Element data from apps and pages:
--
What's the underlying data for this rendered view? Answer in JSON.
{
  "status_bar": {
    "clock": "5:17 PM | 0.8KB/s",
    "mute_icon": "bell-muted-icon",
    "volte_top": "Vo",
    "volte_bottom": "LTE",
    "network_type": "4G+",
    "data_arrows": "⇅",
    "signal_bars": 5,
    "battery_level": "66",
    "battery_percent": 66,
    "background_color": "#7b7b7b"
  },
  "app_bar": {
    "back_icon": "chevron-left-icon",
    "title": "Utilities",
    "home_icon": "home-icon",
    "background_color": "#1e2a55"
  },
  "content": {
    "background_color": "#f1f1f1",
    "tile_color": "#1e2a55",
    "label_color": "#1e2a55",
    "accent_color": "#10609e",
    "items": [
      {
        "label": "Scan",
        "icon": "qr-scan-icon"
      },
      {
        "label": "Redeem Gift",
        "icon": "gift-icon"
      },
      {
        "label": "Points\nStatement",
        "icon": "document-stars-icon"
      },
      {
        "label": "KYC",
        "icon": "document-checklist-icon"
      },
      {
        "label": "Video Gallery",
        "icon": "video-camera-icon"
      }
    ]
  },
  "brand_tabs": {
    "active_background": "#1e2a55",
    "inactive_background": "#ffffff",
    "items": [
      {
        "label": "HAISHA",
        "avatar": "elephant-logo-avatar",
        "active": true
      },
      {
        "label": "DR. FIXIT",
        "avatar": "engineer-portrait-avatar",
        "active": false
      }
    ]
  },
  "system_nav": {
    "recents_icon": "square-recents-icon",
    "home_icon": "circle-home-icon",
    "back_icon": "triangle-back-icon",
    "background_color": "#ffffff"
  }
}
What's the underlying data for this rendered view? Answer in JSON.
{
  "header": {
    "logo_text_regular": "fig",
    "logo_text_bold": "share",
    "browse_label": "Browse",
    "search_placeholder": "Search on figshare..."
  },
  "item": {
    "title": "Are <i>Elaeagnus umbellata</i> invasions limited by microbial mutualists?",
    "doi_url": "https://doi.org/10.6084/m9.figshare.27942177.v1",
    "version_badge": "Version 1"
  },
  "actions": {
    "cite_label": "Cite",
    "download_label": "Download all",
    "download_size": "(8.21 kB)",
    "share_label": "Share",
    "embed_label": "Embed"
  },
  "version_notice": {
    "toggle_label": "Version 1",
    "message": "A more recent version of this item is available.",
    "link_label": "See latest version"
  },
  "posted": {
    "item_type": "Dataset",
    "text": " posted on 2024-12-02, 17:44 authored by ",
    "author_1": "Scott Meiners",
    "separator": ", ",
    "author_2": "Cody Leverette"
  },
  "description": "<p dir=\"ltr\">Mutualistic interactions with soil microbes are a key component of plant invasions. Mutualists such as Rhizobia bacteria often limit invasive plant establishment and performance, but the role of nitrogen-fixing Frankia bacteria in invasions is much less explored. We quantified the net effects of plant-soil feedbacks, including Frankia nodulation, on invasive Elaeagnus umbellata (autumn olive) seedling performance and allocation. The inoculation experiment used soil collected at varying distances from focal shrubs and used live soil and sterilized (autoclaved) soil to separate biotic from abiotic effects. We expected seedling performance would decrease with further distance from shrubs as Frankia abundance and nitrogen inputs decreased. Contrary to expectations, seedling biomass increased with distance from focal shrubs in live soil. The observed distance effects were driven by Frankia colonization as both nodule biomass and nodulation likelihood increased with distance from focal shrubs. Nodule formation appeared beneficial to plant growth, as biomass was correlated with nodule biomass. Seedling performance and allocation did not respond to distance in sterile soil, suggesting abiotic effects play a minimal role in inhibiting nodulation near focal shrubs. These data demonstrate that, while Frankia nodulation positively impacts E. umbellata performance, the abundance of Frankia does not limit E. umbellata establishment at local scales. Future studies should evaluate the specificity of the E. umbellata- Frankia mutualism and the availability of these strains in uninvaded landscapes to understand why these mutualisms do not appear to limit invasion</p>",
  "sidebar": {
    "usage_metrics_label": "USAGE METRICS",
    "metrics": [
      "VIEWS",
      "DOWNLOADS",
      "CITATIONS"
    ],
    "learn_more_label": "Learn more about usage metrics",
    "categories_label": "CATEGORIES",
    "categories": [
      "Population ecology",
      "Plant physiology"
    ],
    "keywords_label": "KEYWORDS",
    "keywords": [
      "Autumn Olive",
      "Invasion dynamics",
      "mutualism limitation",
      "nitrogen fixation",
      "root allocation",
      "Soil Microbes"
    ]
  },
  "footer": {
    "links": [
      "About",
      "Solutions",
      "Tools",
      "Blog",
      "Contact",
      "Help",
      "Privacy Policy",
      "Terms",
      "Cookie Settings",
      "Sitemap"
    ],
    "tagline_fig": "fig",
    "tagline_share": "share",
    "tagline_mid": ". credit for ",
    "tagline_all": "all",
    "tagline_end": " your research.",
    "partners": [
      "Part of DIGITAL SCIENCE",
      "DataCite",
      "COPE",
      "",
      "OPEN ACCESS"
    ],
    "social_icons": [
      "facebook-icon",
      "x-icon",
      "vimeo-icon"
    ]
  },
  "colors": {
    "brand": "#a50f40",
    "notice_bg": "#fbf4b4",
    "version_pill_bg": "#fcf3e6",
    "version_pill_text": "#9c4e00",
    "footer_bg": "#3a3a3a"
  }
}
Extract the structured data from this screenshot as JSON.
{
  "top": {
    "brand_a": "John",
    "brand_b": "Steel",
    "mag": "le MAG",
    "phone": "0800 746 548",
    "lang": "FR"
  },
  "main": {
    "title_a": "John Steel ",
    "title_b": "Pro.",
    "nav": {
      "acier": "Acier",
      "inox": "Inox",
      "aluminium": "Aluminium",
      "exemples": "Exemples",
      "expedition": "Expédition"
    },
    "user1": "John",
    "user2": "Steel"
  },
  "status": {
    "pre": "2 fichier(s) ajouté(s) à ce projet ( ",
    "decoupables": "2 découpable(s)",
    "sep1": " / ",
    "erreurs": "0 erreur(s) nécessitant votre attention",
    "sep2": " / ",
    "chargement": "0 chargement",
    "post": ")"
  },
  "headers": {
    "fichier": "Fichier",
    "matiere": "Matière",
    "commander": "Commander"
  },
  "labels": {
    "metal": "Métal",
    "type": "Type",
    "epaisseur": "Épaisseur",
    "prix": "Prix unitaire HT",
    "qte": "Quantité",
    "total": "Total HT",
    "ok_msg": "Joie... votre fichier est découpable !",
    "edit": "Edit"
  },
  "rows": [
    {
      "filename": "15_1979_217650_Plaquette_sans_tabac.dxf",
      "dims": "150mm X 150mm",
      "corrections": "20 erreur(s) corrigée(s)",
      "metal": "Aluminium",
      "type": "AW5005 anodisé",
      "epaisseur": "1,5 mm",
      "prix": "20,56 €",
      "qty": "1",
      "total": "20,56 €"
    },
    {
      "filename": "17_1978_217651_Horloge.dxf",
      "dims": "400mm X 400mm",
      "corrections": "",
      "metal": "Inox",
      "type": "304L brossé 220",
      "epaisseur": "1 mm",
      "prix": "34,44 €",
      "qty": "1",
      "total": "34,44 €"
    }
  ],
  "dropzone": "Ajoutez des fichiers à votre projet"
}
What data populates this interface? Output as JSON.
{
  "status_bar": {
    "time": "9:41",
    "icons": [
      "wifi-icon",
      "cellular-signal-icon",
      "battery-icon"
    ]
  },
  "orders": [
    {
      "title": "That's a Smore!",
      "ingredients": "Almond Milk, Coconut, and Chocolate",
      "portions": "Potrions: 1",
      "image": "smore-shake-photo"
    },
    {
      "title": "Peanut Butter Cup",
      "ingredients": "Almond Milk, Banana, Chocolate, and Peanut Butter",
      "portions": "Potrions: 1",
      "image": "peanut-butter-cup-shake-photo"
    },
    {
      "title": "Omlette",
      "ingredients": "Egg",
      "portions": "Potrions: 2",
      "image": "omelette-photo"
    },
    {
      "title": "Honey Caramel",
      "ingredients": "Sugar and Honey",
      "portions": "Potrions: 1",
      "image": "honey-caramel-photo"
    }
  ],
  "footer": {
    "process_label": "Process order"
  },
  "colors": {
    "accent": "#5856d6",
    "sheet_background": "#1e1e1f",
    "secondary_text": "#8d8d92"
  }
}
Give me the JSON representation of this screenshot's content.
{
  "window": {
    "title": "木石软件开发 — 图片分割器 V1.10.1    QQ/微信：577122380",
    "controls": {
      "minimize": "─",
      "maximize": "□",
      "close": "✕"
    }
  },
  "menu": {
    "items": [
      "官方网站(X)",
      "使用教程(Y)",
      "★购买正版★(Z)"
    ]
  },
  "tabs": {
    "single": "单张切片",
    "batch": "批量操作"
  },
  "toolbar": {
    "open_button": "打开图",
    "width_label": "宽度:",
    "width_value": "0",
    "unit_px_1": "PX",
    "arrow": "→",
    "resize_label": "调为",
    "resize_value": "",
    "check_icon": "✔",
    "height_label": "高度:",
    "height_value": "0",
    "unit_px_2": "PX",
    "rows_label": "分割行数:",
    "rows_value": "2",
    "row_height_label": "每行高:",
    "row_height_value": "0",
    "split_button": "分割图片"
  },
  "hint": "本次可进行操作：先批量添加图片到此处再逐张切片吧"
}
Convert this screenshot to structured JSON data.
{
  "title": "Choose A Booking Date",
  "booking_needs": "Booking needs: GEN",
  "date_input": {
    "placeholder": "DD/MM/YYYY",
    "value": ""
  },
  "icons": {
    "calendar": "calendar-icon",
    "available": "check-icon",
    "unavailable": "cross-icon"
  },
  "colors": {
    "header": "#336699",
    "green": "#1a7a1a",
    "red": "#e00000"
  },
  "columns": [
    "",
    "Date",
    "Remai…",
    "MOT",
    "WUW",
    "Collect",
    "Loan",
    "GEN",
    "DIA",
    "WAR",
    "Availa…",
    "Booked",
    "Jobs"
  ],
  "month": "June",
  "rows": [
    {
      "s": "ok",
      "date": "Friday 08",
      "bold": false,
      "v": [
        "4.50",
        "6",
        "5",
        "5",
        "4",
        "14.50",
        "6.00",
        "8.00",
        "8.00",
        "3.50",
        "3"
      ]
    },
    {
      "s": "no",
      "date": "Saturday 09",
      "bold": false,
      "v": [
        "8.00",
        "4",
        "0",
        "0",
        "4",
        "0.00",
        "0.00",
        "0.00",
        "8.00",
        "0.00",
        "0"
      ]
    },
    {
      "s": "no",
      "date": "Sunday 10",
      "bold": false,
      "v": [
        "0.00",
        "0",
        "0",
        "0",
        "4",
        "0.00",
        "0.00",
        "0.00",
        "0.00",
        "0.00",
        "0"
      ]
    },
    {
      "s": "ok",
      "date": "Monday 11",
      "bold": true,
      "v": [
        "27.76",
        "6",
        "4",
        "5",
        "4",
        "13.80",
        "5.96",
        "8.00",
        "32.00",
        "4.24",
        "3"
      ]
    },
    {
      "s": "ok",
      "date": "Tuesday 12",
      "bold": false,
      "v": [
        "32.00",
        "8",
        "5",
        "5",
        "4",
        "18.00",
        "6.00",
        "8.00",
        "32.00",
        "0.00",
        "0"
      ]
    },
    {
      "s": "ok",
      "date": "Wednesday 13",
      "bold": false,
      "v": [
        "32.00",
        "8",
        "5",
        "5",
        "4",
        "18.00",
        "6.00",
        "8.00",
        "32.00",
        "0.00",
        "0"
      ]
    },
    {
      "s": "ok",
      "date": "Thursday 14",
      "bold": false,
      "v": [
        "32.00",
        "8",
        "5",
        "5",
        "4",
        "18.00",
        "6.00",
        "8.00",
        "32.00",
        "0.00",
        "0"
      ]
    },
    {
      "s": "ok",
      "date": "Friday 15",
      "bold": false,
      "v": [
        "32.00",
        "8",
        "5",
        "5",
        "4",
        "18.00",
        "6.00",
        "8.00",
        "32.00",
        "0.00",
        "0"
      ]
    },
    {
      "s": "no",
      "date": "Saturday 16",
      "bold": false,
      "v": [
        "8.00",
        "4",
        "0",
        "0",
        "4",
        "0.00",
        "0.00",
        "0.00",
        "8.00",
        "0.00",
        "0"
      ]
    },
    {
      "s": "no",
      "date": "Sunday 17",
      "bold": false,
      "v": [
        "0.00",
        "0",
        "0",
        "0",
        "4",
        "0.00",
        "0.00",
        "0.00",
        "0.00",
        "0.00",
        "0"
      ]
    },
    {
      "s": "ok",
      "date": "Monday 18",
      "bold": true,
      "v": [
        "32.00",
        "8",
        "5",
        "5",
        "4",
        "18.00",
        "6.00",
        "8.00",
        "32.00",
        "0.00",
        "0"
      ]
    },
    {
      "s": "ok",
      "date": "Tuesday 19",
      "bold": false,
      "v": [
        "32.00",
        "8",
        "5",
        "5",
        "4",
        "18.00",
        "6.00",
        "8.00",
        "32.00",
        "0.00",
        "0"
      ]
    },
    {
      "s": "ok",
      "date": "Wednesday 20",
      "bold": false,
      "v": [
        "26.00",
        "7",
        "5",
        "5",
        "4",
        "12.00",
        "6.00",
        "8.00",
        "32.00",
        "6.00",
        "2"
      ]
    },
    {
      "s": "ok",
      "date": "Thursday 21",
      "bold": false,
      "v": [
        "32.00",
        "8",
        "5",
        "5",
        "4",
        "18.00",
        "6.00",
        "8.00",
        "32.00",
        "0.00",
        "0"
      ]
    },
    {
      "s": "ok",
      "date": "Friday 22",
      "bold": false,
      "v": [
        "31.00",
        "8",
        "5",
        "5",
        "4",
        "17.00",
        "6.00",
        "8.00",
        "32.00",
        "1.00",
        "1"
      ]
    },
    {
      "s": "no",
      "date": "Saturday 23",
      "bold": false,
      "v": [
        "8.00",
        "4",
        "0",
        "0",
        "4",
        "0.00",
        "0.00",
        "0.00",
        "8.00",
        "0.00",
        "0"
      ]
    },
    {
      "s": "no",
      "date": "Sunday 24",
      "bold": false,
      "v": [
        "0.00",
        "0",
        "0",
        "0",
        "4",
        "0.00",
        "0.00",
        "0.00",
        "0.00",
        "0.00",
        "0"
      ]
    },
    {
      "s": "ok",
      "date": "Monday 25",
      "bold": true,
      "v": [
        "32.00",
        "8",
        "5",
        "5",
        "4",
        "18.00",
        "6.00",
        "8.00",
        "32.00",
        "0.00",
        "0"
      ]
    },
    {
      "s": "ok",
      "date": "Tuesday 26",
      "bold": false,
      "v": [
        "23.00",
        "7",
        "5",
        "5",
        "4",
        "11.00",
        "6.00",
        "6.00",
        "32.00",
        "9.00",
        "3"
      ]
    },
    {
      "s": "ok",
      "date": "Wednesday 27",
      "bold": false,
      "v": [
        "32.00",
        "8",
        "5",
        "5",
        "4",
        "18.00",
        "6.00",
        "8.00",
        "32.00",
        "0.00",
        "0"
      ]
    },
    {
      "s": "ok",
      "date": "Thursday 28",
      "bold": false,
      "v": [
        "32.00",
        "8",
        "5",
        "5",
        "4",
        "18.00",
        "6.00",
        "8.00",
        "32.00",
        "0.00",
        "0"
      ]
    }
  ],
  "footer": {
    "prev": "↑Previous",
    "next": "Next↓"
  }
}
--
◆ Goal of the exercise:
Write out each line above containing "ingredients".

◆ Task output:
      "ingredients": "Almond Milk, Coconut, and Chocolate",
      "ingredients": "Almond Milk, Banana, Chocolate, and Peanut Butter",
      "ingredients": "Egg",
      "ingredients": "Sugar and Honey",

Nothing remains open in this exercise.